By Lydia Mulvany
Major U.S. meat plants are starting to take more drastic measures to deal with the coronavirus pandemic, fanning concerns of supply disruptions at a time when Americans are stocking up on food.
On Monday, Tyson Foods Inc. said it halted pork processing at a plant in Iowa after more than two dozen workers tested positive for Covid-19. JBS SA suspended operations until April 16 at a beef plant in Pennsylvania after several managers showed symptoms. Other producers have seen everything from walkouts to hundreds of staff quarantined.
The temporary shutdowns come as the virus spreads to rural areas that are the heart of U.S. food production. In the early stages of the outbreak, producers opted to keep plants running when workers got sick by identifying specific areas where infected people had direct contact.

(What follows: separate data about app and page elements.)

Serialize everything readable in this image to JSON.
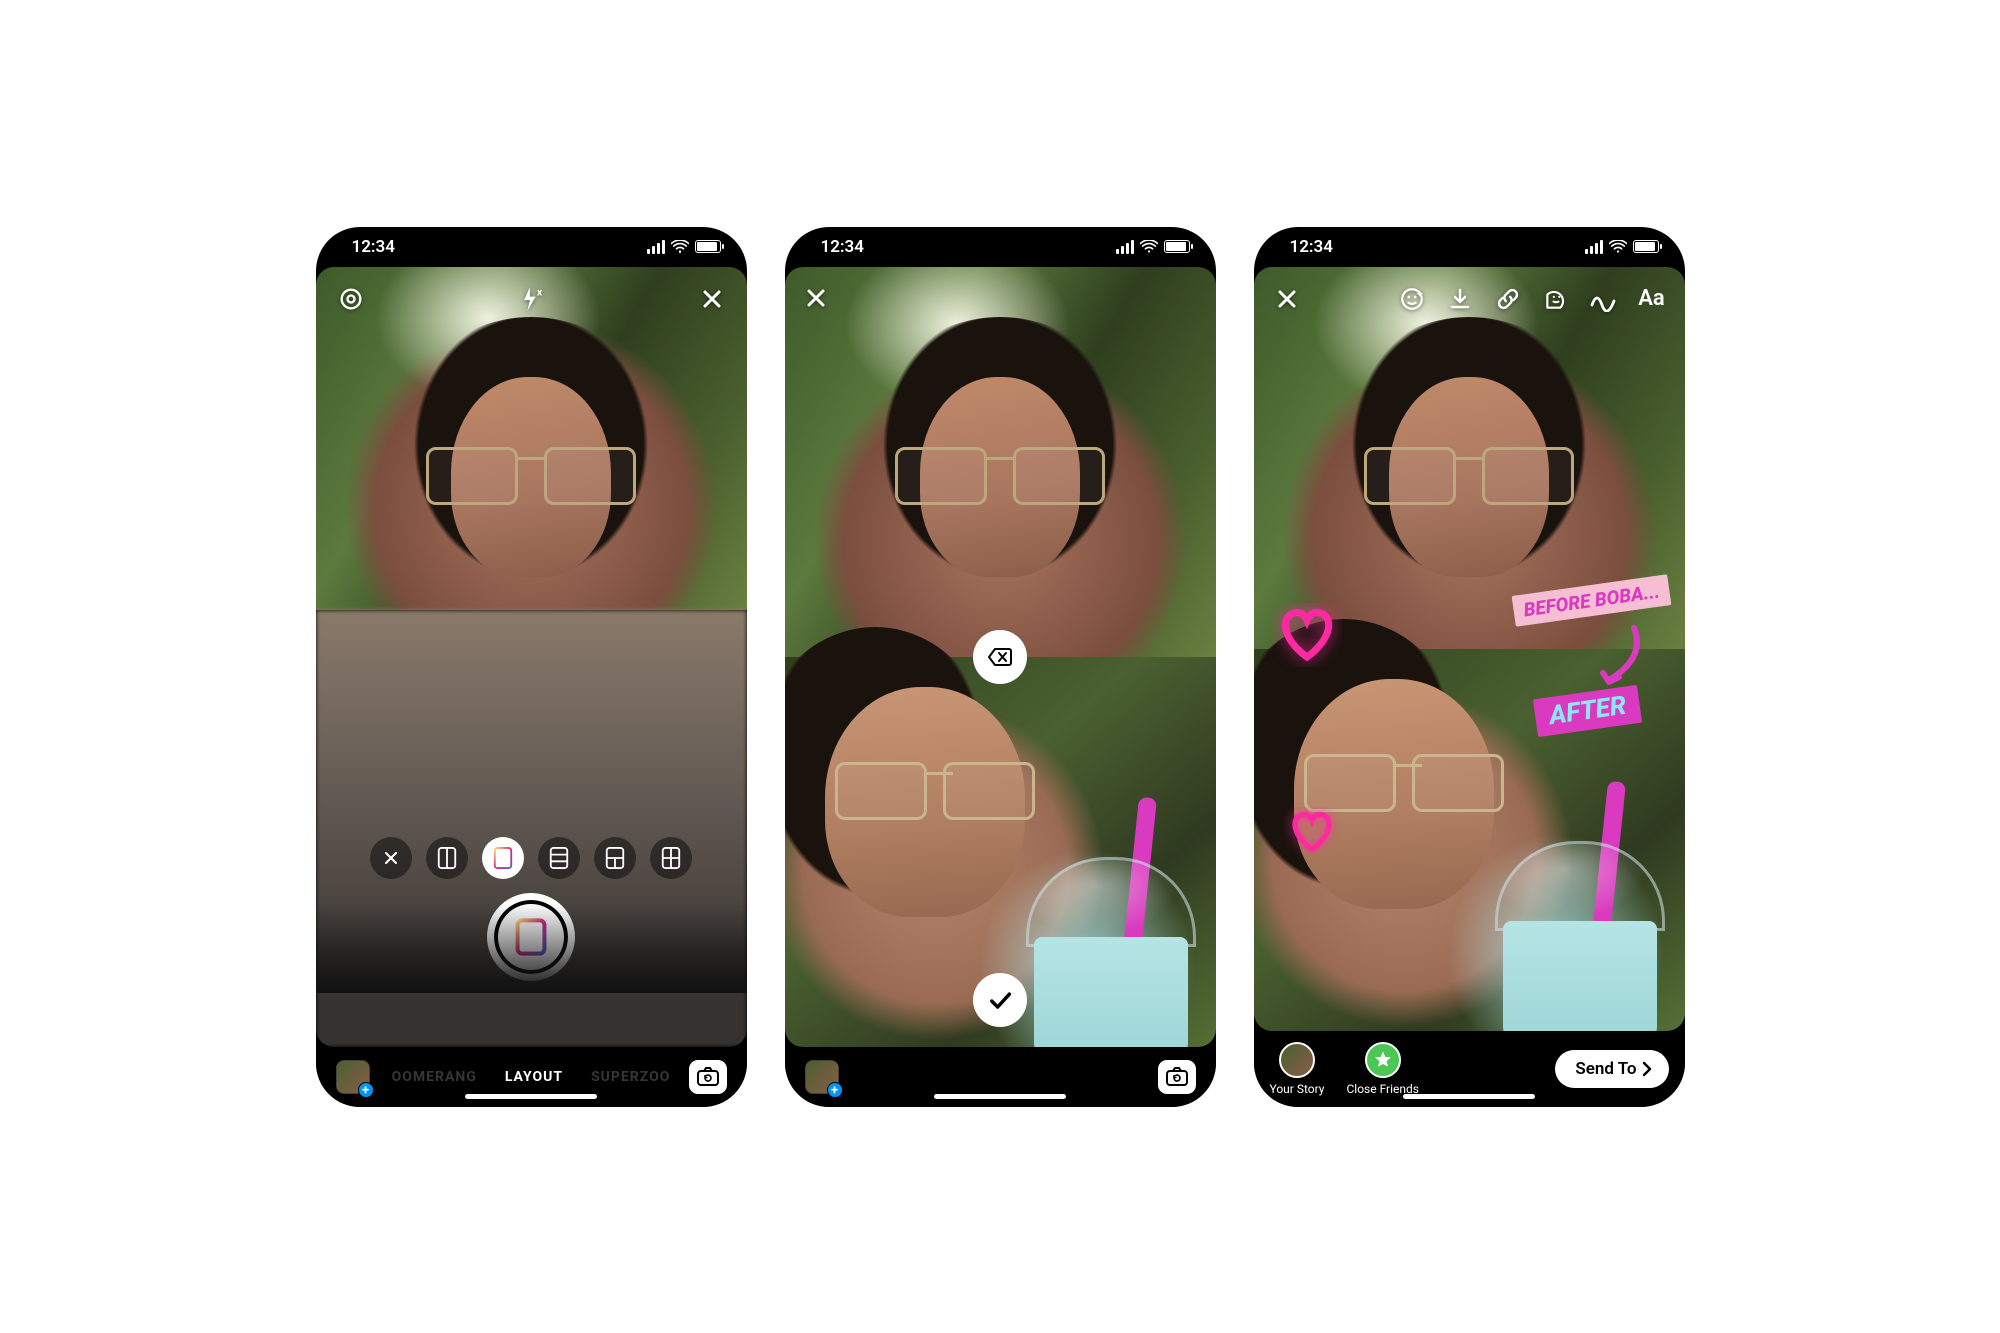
{
  "status": {
    "time": "12:34"
  },
  "screen1": {
    "modes": {
      "prev": "OOMERANG",
      "current": "LAYOUT",
      "next": "SUPERZOO"
    },
    "icons": {
      "settings": "settings-icon",
      "flash": "flash-off-icon",
      "close": "close-icon",
      "flip": "flip-camera-icon"
    },
    "layouts": [
      "clear",
      "2h",
      "2v-selected",
      "3h",
      "1+1",
      "4grid"
    ]
  },
  "screen2": {
    "icons": {
      "close": "close-icon",
      "delete_last": "delete-last-icon",
      "confirm": "checkmark-icon",
      "flip": "flip-camera-icon"
    }
  },
  "screen3": {
    "toolbar": {
      "close": "close-icon",
      "effects": "face-effects-icon",
      "download": "download-icon",
      "link": "link-icon",
      "stickers": "sticker-icon",
      "draw": "draw-icon",
      "text_label": "Aa"
    },
    "stickers": {
      "text1": "BEFORE BOBA...",
      "text2": "AFTER"
    },
    "share": {
      "your_story": "Your Story",
      "close_friends": "Close Friends",
      "send_to": "Send To"
    }
  }
}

Tyson’s meat and poultry plants are experiencing “varying levels” of impact to production, the company said in a statement. More workers are failing to show up to shifts, and additional sanitation efforts to keep people safe are spurring temporary closures, Chief Executive Officer Noel White said.
In the case of the Iowa plant, hogs are being sent to other pork facilities in the region to minimize disruption.
Meanwhile, Tyson is asking federal agencies for more personal protective equipment for its workers and trying to secure supplies of face coverings, White said.
“We’re working hard to protect our team members during this ever-changing situation, while also ensuring we continue fulfilling our critical role of helping feed people across the country,” he said.